Instructions for the task
For every line in the listing below that contains the word "JSON", add one to the tally. State the final number and nothing else.
--- Extracted information Enclosed Below ---
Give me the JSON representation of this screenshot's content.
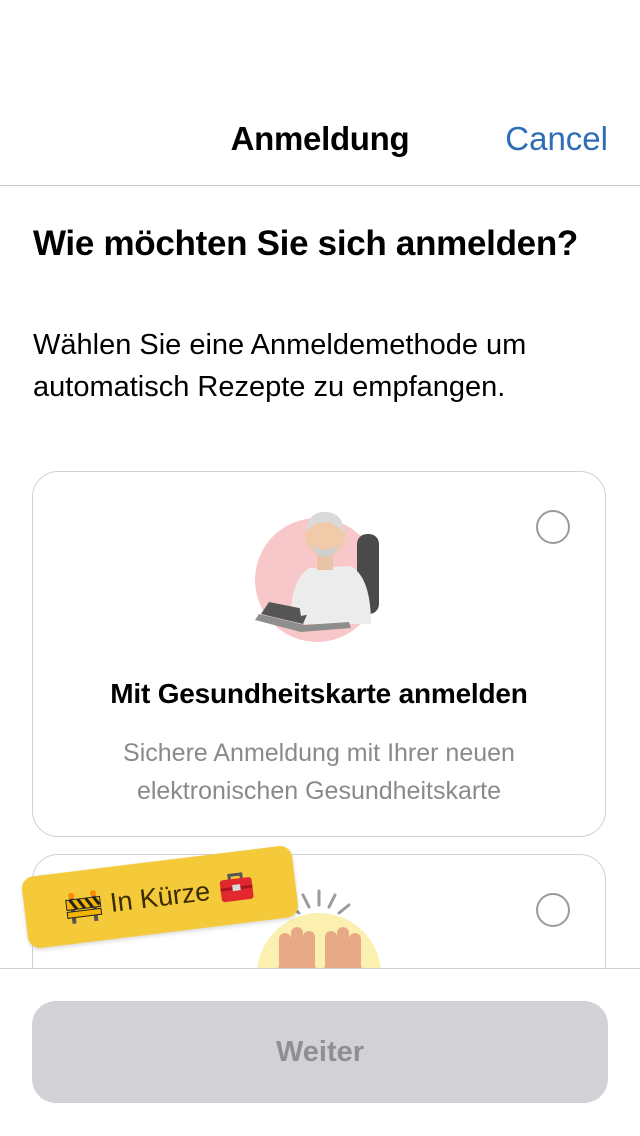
{
  "nav": {
    "title": "Anmeldung",
    "cancel_label": "Cancel"
  },
  "intro": {
    "heading": "Wie möchten Sie sich anmelden?",
    "subtitle": "Wählen Sie eine Anmeldemethode um automatisch Rezepte zu empfangen."
  },
  "options": [
    {
      "title": "Mit Gesundheitskarte anmelden",
      "description": "Sichere Anmeldung mit Ihrer neuen elektronischen Gesundheitskarte",
      "illustration": "person-at-laptop-illustration",
      "selected": false
    },
    {
      "illustration": "raised-hands-illustration",
      "selected": false
    }
  ],
  "badge": {
    "label": "In Kürze",
    "icon_left": "construction-barrier-icon",
    "icon_right": "toolbox-icon",
    "color": "#f4c93a"
  },
  "footer": {
    "continue_label": "Weiter"
  },
  "colors": {
    "accent": "#2f6eb5",
    "disabled_button": "#d1d1d6",
    "muted_text": "#8a8a8e"
  }
}
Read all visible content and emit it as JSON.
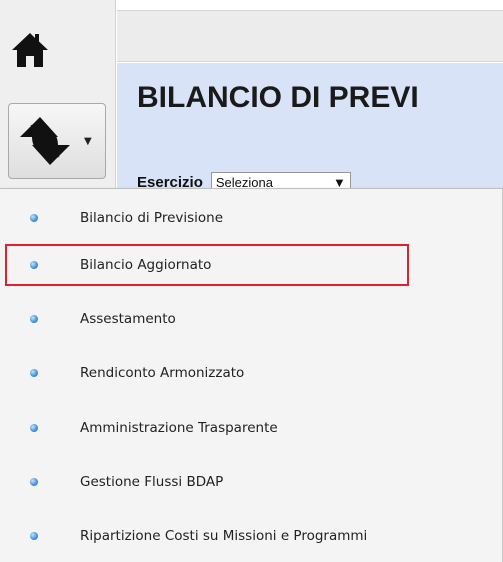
{
  "header": {
    "title": "BILANCIO DI PREVI",
    "exercise_label": "Esercizio",
    "exercise_select_value": "Seleziona"
  },
  "toolbar": {
    "home_icon": "home-icon",
    "switch_icon": "switch-arrows-icon",
    "caret": "▼"
  },
  "menu": {
    "items": [
      {
        "label": "Bilancio di Previsione"
      },
      {
        "label": "Bilancio Aggiornato"
      },
      {
        "label": "Assestamento"
      },
      {
        "label": "Rendiconto Armonizzato"
      },
      {
        "label": "Amministrazione Trasparente"
      },
      {
        "label": "Gestione Flussi BDAP"
      },
      {
        "label": "Ripartizione Costi su Missioni e Programmi"
      }
    ]
  },
  "colors": {
    "main_background": "#d8e3f7",
    "highlight_border": "#e0202a",
    "bullet": "#3f8fd8"
  }
}
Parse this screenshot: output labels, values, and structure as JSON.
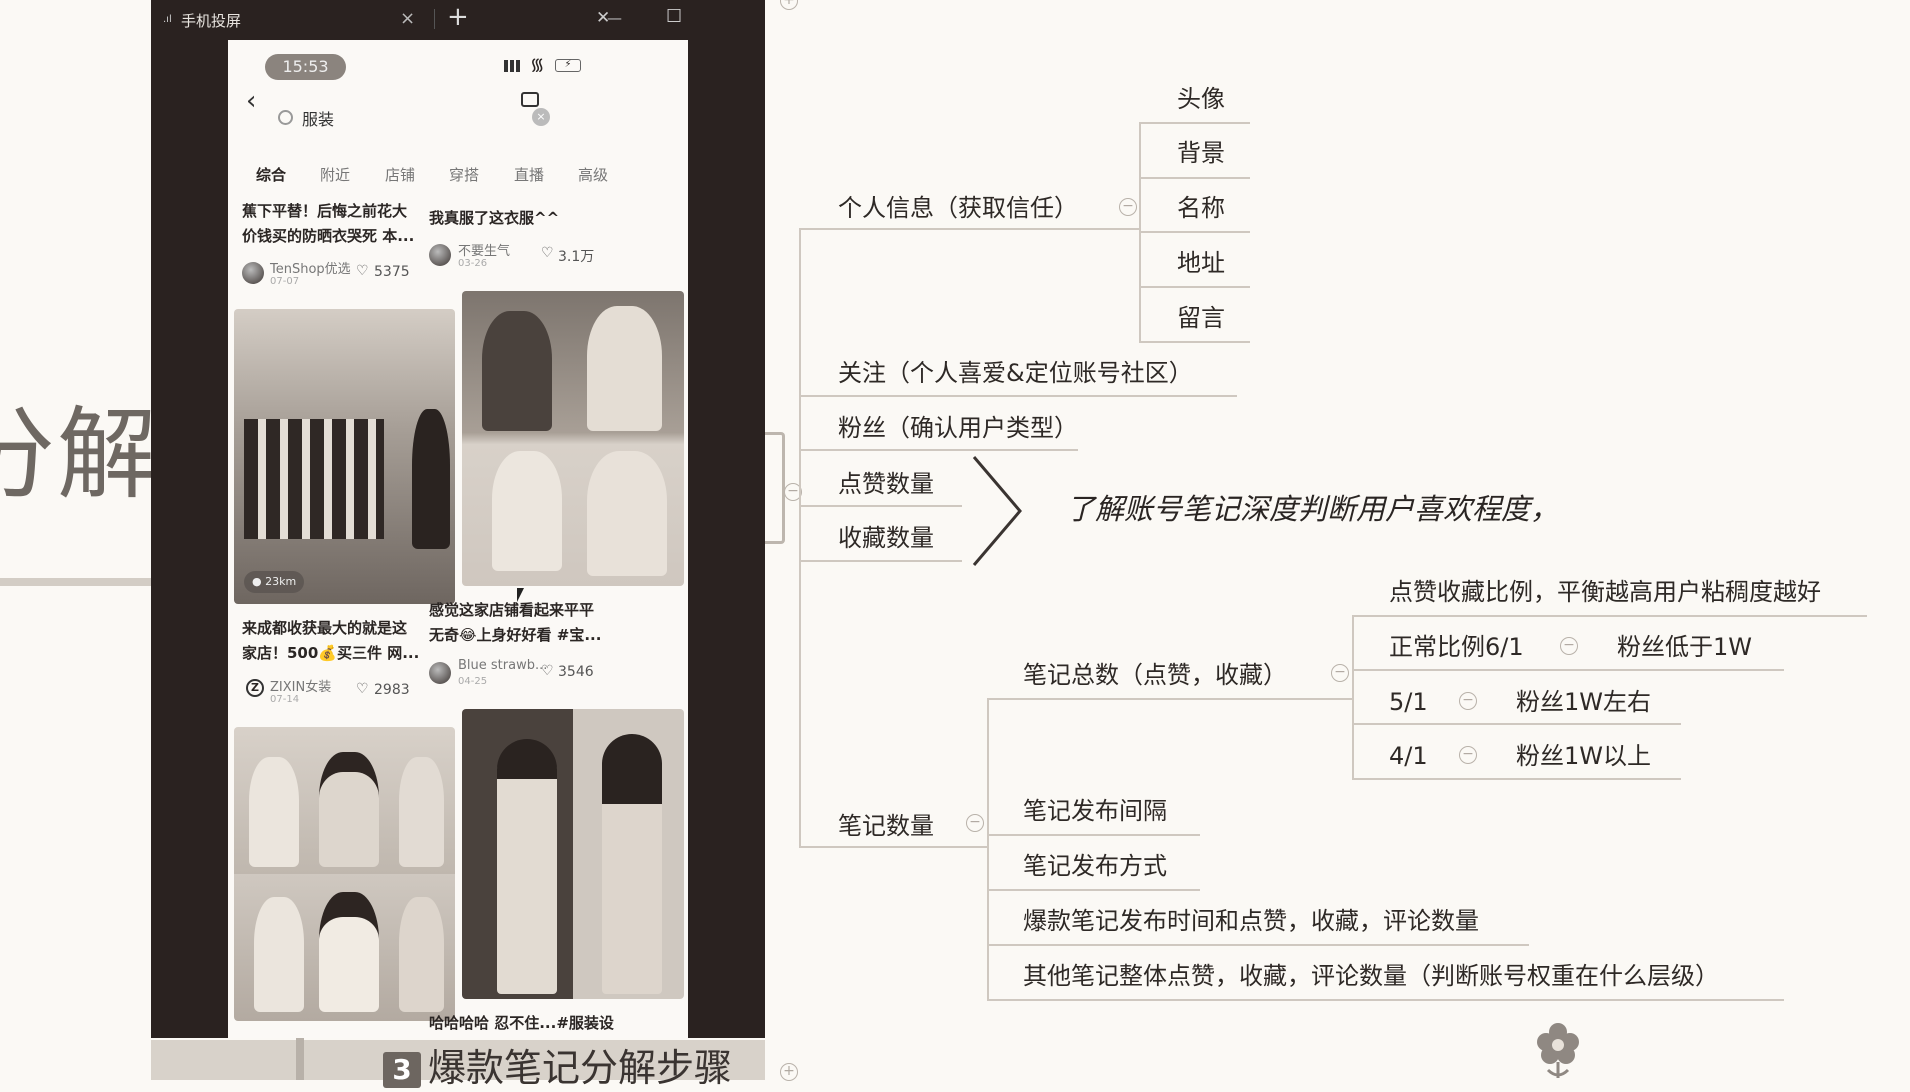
{
  "background": {
    "big_text": "分解",
    "section_number": "3",
    "section_title": "爆款笔记分解步骤"
  },
  "window": {
    "title": "手机投屏",
    "close_tab": "×",
    "new_tab": "+",
    "minimize": "—",
    "maximize": "☐",
    "close": "✕"
  },
  "phone": {
    "time": "15:53",
    "search": {
      "query": "服装"
    },
    "tabs": [
      "综合",
      "附近",
      "店铺",
      "穿搭",
      "直播",
      "高级"
    ],
    "cards": [
      {
        "title_lines": [
          "蕉下平替！后悔之前花大",
          "价钱买的防晒衣哭死 本..."
        ],
        "author": "TenShop优选",
        "date": "07-07",
        "likes": "5375"
      },
      {
        "title_lines": [
          "我真服了这衣服^^"
        ],
        "author": "不要生气",
        "date": "03-26",
        "likes": "3.1万"
      },
      {
        "badge": "23km",
        "title_lines": [
          "来成都收获最大的就是这",
          "家店！500💰买三件 网..."
        ],
        "author": "ZIXIN女装",
        "date": "07-14",
        "likes": "2983"
      },
      {
        "title_lines": [
          "感觉这家店铺看起来平平",
          "无奇😂上身好好看 #宝..."
        ],
        "author": "Blue strawb...",
        "date": "04-25",
        "likes": "3546"
      },
      {
        "title_lines": [
          "哈哈哈哈 忍不住...#服装设"
        ]
      }
    ]
  },
  "mindmap": {
    "personal_info": "个人信息（获取信任）",
    "personal_children": [
      "头像",
      "背景",
      "名称",
      "地址",
      "留言"
    ],
    "follow": "关注（个人喜爱&定位账号社区）",
    "fans": "粉丝（确认用户类型）",
    "likes_count": "点赞数量",
    "favorites_count": "收藏数量",
    "annotation": "了解账号笔记深度判断用户喜欢程度，",
    "notes_count": "笔记数量",
    "notes_total": "笔记总数（点赞，收藏）",
    "ratio_title": "点赞收藏比例，平衡越高用户粘稠度越好",
    "ratios": [
      {
        "ratio": "正常比例6/1",
        "fans": "粉丝低于1W"
      },
      {
        "ratio": "5/1",
        "fans": "粉丝1W左右"
      },
      {
        "ratio": "4/1",
        "fans": "粉丝1W以上"
      }
    ],
    "notes_children": [
      "笔记发布间隔",
      "笔记发布方式",
      "爆款笔记发布时间和点赞，收藏，评论数量",
      "其他笔记整体点赞，收藏，评论数量（判断账号权重在什么层级）"
    ],
    "collapse_symbol": "−",
    "expand_symbol": "+"
  }
}
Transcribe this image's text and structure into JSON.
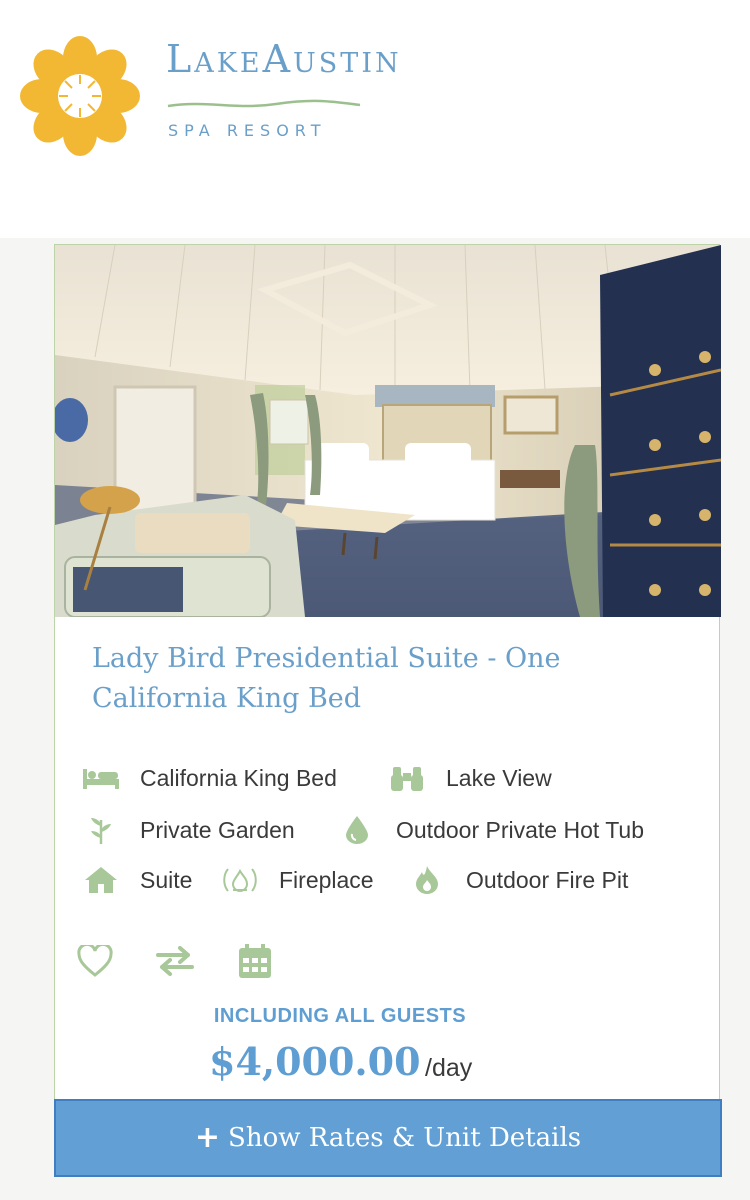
{
  "brand": {
    "name": "LakeAustin",
    "subtitle": "SPA RESORT",
    "colors": {
      "petal": "#f2b833",
      "text": "#6a9fc9",
      "wave": "#9bc08e"
    }
  },
  "room": {
    "title": "Lady Bird Presidential Suite - One California King Bed",
    "photo_icon": "bedroom-photo",
    "amenities": [
      {
        "icon": "bed-icon",
        "label": "California King Bed"
      },
      {
        "icon": "binoculars-icon",
        "label": "Lake View"
      },
      {
        "icon": "leaf-icon",
        "label": "Private Garden"
      },
      {
        "icon": "water-drop-icon",
        "label": "Outdoor Private Hot Tub"
      },
      {
        "icon": "house-icon",
        "label": "Suite"
      },
      {
        "icon": "fireplace-icon",
        "label": "Fireplace"
      },
      {
        "icon": "flame-icon",
        "label": "Outdoor Fire Pit"
      }
    ],
    "actions": [
      {
        "icon": "heart-icon",
        "label": "favorite"
      },
      {
        "icon": "compare-arrows-icon",
        "label": "compare"
      },
      {
        "icon": "calendar-icon",
        "label": "availability"
      }
    ],
    "price": {
      "caption": "INCLUDING ALL GUESTS",
      "amount": "$4,000.00",
      "unit": "/day"
    },
    "cta": {
      "label": "Show Rates & Unit Details",
      "icon": "plus-icon"
    }
  },
  "colors": {
    "accent": "#629fd4",
    "icon_green": "#a8c89a",
    "border": "#bcd4a8"
  }
}
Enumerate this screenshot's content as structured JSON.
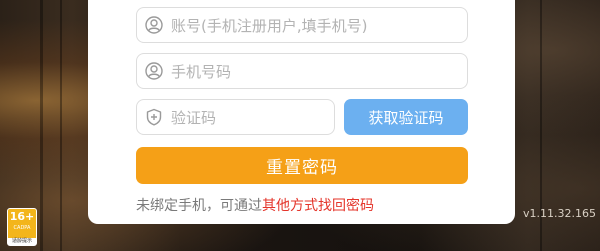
{
  "form": {
    "account_placeholder": "账号(手机注册用户,填手机号)",
    "phone_placeholder": "手机号码",
    "code_placeholder": "验证码",
    "get_code_label": "获取验证码",
    "reset_label": "重置密码"
  },
  "hint": {
    "text": "未绑定手机，可通过",
    "link": "其他方式找回密码"
  },
  "age_badge": {
    "age": "16+",
    "org": "CADPA",
    "notice": "适龄提示"
  },
  "version": "v1.11.32.165",
  "icons": {
    "account": "user-icon",
    "phone": "user-icon",
    "code": "shield-icon"
  },
  "colors": {
    "primary_orange": "#f5a017",
    "code_button_blue": "#6cb0f0",
    "link_red": "#e4342a"
  }
}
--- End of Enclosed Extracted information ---
Task answer
5